Battle the Sun with a 21W LED and a Raspberry Pi

Lighting up an LED or an array of LEDs and controlling their brightness is a simple affair with the tiny credit card sized single board computer popularly known as the Raspberry Pi or the RBPi. The RBPi runs a full version of Linux and you can use it to drive an array of bright LEDs with it. If you construct it like Jeremy Blum did - he put up the LEDs on his graduation mortar board and wore the RBPi on his wrist on his graduation day - you can be sure of getting a lot of excited remarks from friends Read more [...]

Battle the Sun with a 21W LED and a Raspberry Pi

Lighting up an LED or an array of LEDs and controlling their brightness is a simple affair with the tiny credit card sized single board computer popularly known as the Raspberry Pi or the RBPi. The RBPi runs a full version of Linux and you can use it to drive an array of bright LEDs with it. If you construct it like Jeremy Blum did - he put up the LEDs on his graduation mortar board and wore the RBPi on his wrist on his graduation day - you can be sure of getting a lot of excited remarks from friends Read more [...]
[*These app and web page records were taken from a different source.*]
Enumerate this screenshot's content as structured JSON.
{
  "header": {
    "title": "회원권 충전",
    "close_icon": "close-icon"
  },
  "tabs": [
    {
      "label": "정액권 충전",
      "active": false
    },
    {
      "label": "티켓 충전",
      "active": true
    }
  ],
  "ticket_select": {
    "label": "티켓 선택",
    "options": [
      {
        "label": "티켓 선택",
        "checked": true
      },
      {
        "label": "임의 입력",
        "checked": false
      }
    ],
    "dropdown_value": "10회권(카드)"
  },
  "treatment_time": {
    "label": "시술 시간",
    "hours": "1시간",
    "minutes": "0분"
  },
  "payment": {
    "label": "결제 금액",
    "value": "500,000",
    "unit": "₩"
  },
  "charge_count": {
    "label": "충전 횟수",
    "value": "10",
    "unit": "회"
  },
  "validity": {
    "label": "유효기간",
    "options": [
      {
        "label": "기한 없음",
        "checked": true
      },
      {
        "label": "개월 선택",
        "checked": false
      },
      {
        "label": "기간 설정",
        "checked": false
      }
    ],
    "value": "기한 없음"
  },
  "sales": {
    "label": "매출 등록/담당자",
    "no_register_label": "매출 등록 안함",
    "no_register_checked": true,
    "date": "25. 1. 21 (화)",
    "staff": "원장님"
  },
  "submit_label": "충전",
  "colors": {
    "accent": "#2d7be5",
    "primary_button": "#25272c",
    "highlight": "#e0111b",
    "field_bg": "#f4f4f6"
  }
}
What is LED EOS failure?

LEDs, being semiconductor components, are susceptible to failure if overstressed electrically. This is true regardless of the manufacturer and electrical overstress or EOS is the leading cause of failure of LEDs. In fact, LED components are subject to transient conditions that can cause EOS and subsequently result in a catastrophic failure. Like all semiconductor components, LEDs too have their maximum specifications of voltage, current and power. An exposure beyond the maximum current or voltage Read more [...]

ByteLight LEDS provide location based service

Not so very long ago, the friendly neighborhood supermarket had a security guard who would greet you in recognition and the store assistants could guide you since they knew what you usually bought. However, the introduction of huge shopping malls with their multiple floors has done away with anyone able to recognize even frequent customers, making the whole affair of shopping completely impersonal. However, things are about to change. GE Lighting and ByteLight are harnessing the next generation Read more [...]